It, however, remains on public record that this event was never made public. The reason behind remains a mystery only to add to political conspiracy theories.
The 2023 elections have other blots. These include the deliberate ploy not to hand over the electronic voters roll to stakeholders by Zec.
We are aware from the 2018 general elections that Zanu PF had a database of voters’ information.
Most people received unsolicited text messages canvassing for votes from Zanu PF on their mobile phones. The mystery has not been solved, but it is very clear that the source is the voters roll.
Be that as it may, the opposition has largely remained lethargic in its operations. It has not been on the ground sufficiently to signal that this is an election season. Yes, police have banned their meetings in an arbitrary manner.
However, there has been little activity on social media, newspaper opinions and any discernible form and structure of the parties in constituencies.
It is a fact that there will be aggrieved members after they fail to make it to the final party list of candidates for 2023 elections since there is no indication if ever primaries will be held.
There is no clarity on what will happen to sitting MPs whose constituency boundaries have been altered or completely collapsed.
Could this be the opportune time to revisit Zimbabwe’s electoral system? Can we change it from the Westminster style of winner take all to the more representative proportional representation?

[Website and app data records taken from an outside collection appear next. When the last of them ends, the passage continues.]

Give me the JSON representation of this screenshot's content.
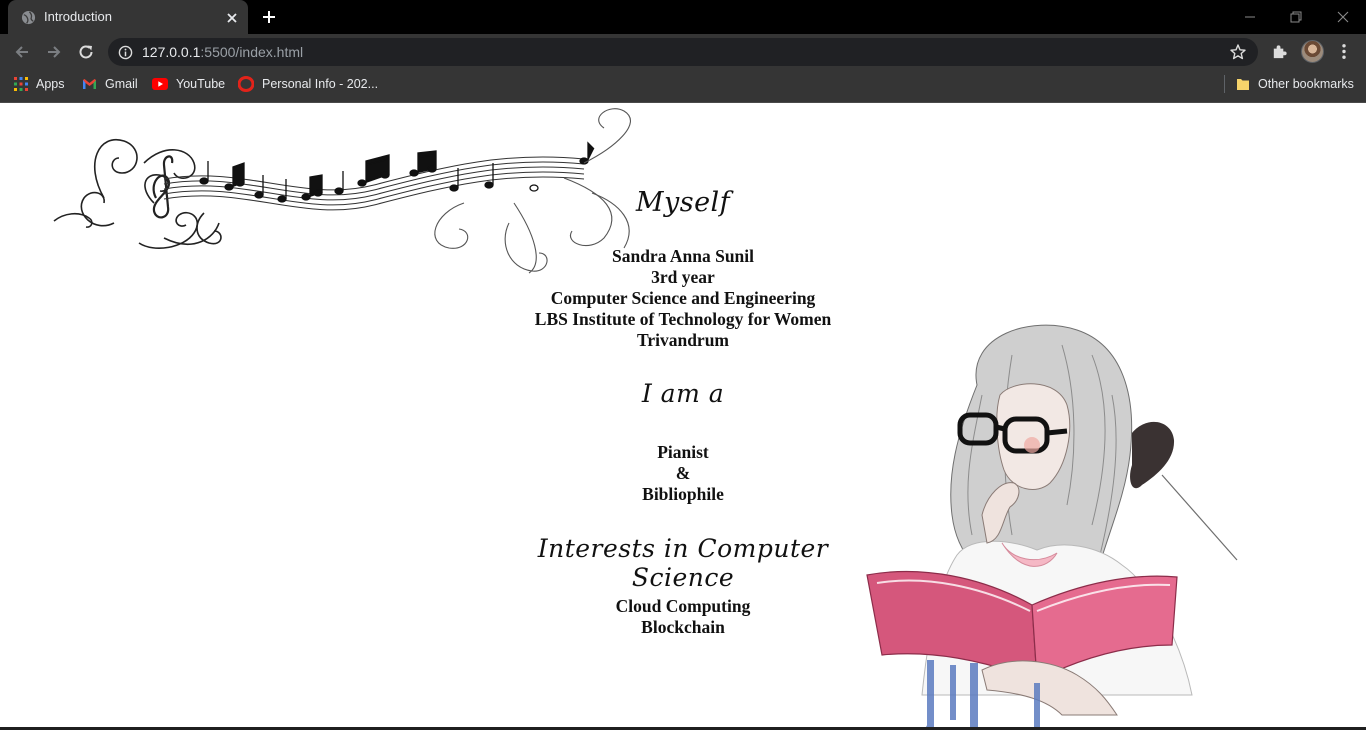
{
  "browser": {
    "tab": {
      "title": "Introduction"
    },
    "address_bar": {
      "url_host": "127.0.0.1",
      "url_rest": ":5500/index.html"
    },
    "bookmarks": [
      {
        "label": "Apps",
        "icon": "apps-grid-icon"
      },
      {
        "label": "Gmail",
        "icon": "gmail-icon"
      },
      {
        "label": "YouTube",
        "icon": "youtube-icon"
      },
      {
        "label": "Personal Info - 202...",
        "icon": "opera-o-icon"
      }
    ],
    "other_bookmarks": "Other bookmarks",
    "colors": {
      "chrome_dark": "#353535",
      "tabstrip": "#000000",
      "omnibox": "#202124",
      "text": "#e8eaed"
    }
  },
  "page": {
    "sections": [
      {
        "heading": "Myself",
        "lines": [
          "Sandra Anna Sunil",
          "3rd year",
          "Computer Science and Engineering",
          "LBS Institute of Technology for Women",
          "Trivandrum"
        ]
      },
      {
        "heading": "I am a",
        "lines": [
          "Pianist",
          "&",
          "Bibliophile"
        ]
      },
      {
        "heading": "Interests in Computer Science",
        "lines": [
          "Cloud Computing",
          "Blockchain"
        ]
      }
    ],
    "images": {
      "top_left": "music-notes-staff-illustration",
      "right": "girl-reading-book-sketch"
    }
  }
}
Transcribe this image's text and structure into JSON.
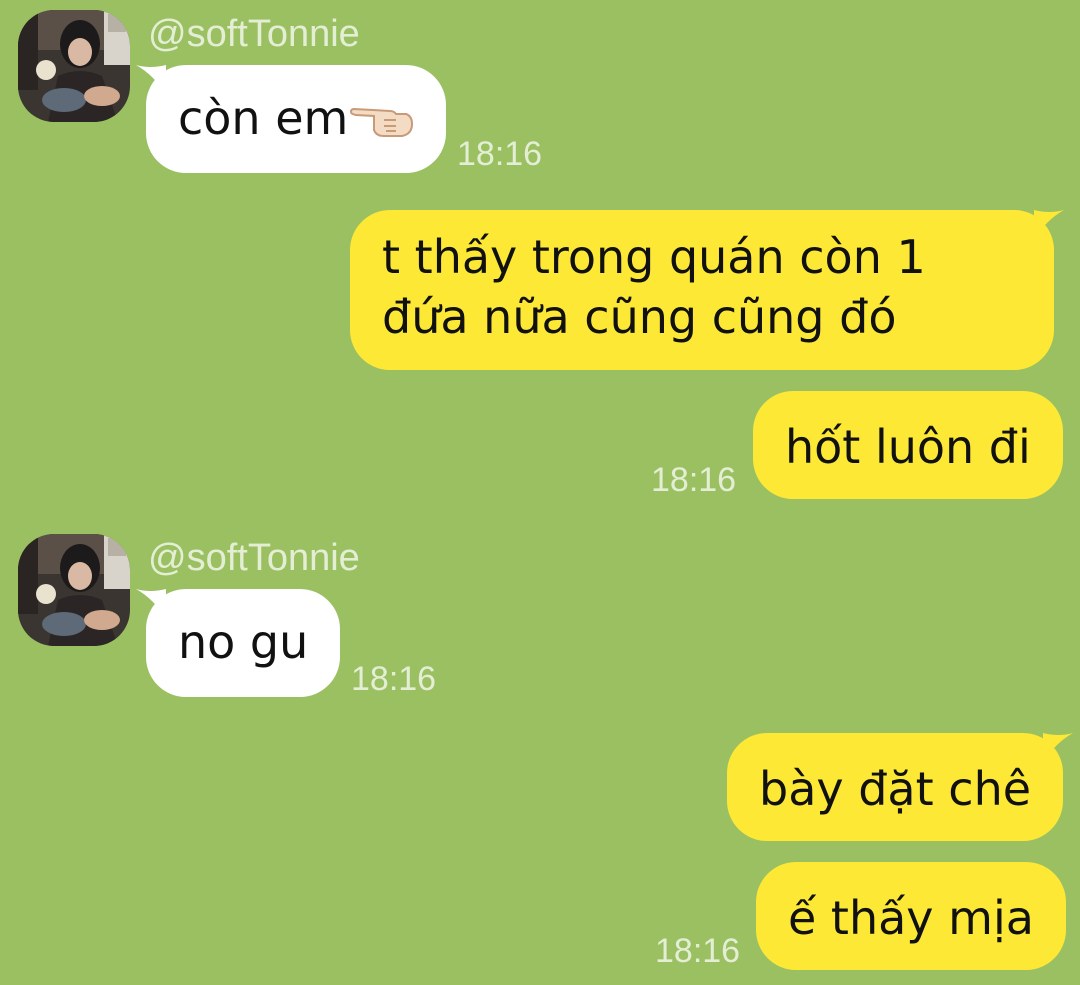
{
  "messages": [
    {
      "side": "in",
      "sender": "@softTonnie",
      "text": "còn em",
      "has_pointing_emoji": true,
      "time": "18:16"
    },
    {
      "side": "out",
      "text": "t thấy trong quán còn 1 đứa nữa cũng cũng đó"
    },
    {
      "side": "out",
      "text": "hốt luôn đi",
      "time": "18:16"
    },
    {
      "side": "in",
      "sender": "@softTonnie",
      "text": "no gu",
      "time": "18:16"
    },
    {
      "side": "out",
      "text": "bày đặt chê"
    },
    {
      "side": "out",
      "text": "ế thấy mịa",
      "time": "18:16"
    }
  ],
  "colors": {
    "background": "#9bc062",
    "incoming_bubble": "#ffffff",
    "outgoing_bubble": "#fde935",
    "meta_text": "#e3eed4"
  },
  "icons": {
    "pointing_emoji": "backhand-index-pointing-right-icon",
    "avatar": "profile-photo-avatar"
  }
}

In proportional representation, there are less chances of violence as voters vote for a party — a party which decides its own party list.
Intimidation will be minimised and democracy flourish as from recent data, no party will gain a two-thirds majority, thus creating a platform for bi-partisan national politics.
As the country grapples with the aforementioned electoral reforms, it is clear that Mnangagwa is not leaving anything to chance and will use every legal hook and crook approach to sway the election in his and Zanu PF’s favour.
The opposition should remain wary and be proactive in order to save itself and have another chance to fight in 2028.